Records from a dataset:

== Segment start ==

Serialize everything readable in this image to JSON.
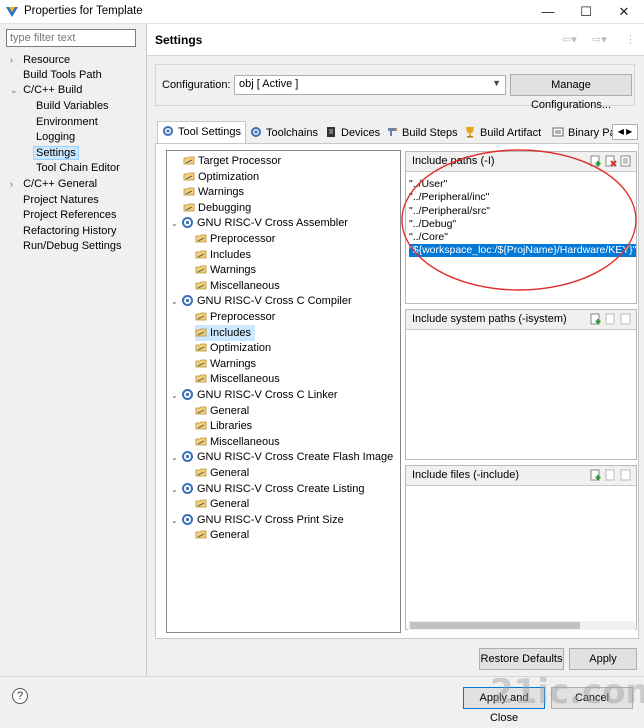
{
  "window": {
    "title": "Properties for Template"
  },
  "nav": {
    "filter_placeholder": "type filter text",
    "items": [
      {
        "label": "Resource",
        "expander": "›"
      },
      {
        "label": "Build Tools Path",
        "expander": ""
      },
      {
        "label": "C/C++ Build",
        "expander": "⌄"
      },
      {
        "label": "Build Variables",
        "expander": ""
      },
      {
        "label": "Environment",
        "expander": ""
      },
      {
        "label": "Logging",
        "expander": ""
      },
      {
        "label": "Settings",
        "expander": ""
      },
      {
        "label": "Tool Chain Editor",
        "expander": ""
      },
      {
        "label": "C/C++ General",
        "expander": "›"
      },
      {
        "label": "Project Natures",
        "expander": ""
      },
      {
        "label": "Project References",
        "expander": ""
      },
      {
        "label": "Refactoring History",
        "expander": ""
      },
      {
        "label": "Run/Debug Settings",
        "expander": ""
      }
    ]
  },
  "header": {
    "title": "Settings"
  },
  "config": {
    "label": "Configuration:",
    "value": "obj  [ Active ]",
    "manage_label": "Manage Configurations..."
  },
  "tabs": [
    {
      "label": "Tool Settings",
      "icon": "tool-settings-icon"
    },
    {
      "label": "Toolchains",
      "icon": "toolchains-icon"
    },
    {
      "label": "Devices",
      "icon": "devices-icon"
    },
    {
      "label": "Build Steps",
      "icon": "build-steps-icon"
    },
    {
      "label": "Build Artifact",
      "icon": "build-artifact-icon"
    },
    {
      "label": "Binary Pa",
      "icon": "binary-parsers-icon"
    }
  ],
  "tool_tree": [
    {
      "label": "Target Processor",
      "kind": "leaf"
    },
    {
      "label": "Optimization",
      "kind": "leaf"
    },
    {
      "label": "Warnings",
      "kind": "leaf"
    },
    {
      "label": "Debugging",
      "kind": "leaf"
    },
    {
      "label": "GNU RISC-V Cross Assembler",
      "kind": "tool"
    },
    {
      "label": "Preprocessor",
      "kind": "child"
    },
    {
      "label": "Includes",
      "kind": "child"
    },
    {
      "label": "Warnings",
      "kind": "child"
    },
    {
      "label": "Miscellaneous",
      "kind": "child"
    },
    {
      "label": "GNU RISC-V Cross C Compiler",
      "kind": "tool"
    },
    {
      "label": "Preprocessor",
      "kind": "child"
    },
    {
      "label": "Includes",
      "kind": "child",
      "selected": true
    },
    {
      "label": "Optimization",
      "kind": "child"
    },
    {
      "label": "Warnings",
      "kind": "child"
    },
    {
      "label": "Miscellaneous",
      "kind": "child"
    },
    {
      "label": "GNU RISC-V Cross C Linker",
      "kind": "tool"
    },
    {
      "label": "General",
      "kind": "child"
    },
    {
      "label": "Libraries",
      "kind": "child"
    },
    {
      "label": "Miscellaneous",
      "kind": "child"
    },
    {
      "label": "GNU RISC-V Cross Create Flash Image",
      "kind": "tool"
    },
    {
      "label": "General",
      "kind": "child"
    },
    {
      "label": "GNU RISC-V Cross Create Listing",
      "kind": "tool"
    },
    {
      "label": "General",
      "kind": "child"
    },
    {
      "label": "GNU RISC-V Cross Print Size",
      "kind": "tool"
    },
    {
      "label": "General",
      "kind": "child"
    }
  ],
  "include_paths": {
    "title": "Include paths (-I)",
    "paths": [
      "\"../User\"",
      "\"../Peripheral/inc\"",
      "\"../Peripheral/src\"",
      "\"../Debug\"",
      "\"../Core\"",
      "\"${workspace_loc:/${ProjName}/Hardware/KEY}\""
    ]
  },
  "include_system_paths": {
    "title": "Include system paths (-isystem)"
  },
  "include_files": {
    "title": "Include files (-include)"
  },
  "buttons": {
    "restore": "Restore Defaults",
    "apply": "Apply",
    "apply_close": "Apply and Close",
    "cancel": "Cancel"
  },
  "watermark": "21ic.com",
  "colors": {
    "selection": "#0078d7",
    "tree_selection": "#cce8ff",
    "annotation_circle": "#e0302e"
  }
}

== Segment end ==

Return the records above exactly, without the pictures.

- **Answer box**:
Serialize everything readable in this image to JSON.
{
  "window": {
    "title": "Properties for Template"
  },
  "nav": {
    "filter_placeholder": "type filter text",
    "items": [
      {
        "label": "Resource",
        "expander": "›"
      },
      {
        "label": "Build Tools Path",
        "expander": ""
      },
      {
        "label": "C/C++ Build",
        "expander": "⌄"
      },
      {
        "label": "Build Variables",
        "expander": ""
      },
      {
        "label": "Environment",
        "expander": ""
      },
      {
        "label": "Logging",
        "expander": ""
      },
      {
        "label": "Settings",
        "expander": ""
      },
      {
        "label": "Tool Chain Editor",
        "expander": ""
      },
      {
        "label": "C/C++ General",
        "expander": "›"
      },
      {
        "label": "Project Natures",
        "expander": ""
      },
      {
        "label": "Project References",
        "expander": ""
      },
      {
        "label": "Refactoring History",
        "expander": ""
      },
      {
        "label": "Run/Debug Settings",
        "expander": ""
      }
    ]
  },
  "header": {
    "title": "Settings"
  },
  "config": {
    "label": "Configuration:",
    "value": "obj  [ Active ]",
    "manage_label": "Manage Configurations..."
  },
  "tabs": [
    {
      "label": "Tool Settings",
      "icon": "tool-settings-icon"
    },
    {
      "label": "Toolchains",
      "icon": "toolchains-icon"
    },
    {
      "label": "Devices",
      "icon": "devices-icon"
    },
    {
      "label": "Build Steps",
      "icon": "build-steps-icon"
    },
    {
      "label": "Build Artifact",
      "icon": "build-artifact-icon"
    },
    {
      "label": "Binary Pa",
      "icon": "binary-parsers-icon"
    }
  ],
  "tool_tree": [
    {
      "label": "Target Processor",
      "kind": "leaf"
    },
    {
      "label": "Optimization",
      "kind": "leaf"
    },
    {
      "label": "Warnings",
      "kind": "leaf"
    },
    {
      "label": "Debugging",
      "kind": "leaf"
    },
    {
      "label": "GNU RISC-V Cross Assembler",
      "kind": "tool"
    },
    {
      "label": "Preprocessor",
      "kind": "child"
    },
    {
      "label": "Includes",
      "kind": "child"
    },
    {
      "label": "Warnings",
      "kind": "child"
    },
    {
      "label": "Miscellaneous",
      "kind": "child"
    },
    {
      "label": "GNU RISC-V Cross C Compiler",
      "kind": "tool"
    },
    {
      "label": "Preprocessor",
      "kind": "child"
    },
    {
      "label": "Includes",
      "kind": "child",
      "selected": true
    },
    {
      "label": "Optimization",
      "kind": "child"
    },
    {
      "label": "Warnings",
      "kind": "child"
    },
    {
      "label": "Miscellaneous",
      "kind": "child"
    },
    {
      "label": "GNU RISC-V Cross C Linker",
      "kind": "tool"
    },
    {
      "label": "General",
      "kind": "child"
    },
    {
      "label": "Libraries",
      "kind": "child"
    },
    {
      "label": "Miscellaneous",
      "kind": "child"
    },
    {
      "label": "GNU RISC-V Cross Create Flash Image",
      "kind": "tool"
    },
    {
      "label": "General",
      "kind": "child"
    },
    {
      "label": "GNU RISC-V Cross Create Listing",
      "kind": "tool"
    },
    {
      "label": "General",
      "kind": "child"
    },
    {
      "label": "GNU RISC-V Cross Print Size",
      "kind": "tool"
    },
    {
      "label": "General",
      "kind": "child"
    }
  ],
  "include_paths": {
    "title": "Include paths (-I)",
    "paths": [
      "\"../User\"",
      "\"../Peripheral/inc\"",
      "\"../Peripheral/src\"",
      "\"../Debug\"",
      "\"../Core\"",
      "\"${workspace_loc:/${ProjName}/Hardware/KEY}\""
    ]
  },
  "include_system_paths": {
    "title": "Include system paths (-isystem)"
  },
  "include_files": {
    "title": "Include files (-include)"
  },
  "buttons": {
    "restore": "Restore Defaults",
    "apply": "Apply",
    "apply_close": "Apply and Close",
    "cancel": "Cancel"
  },
  "watermark": "21ic.com",
  "colors": {
    "selection": "#0078d7",
    "tree_selection": "#cce8ff",
    "annotation_circle": "#e0302e"
  }
}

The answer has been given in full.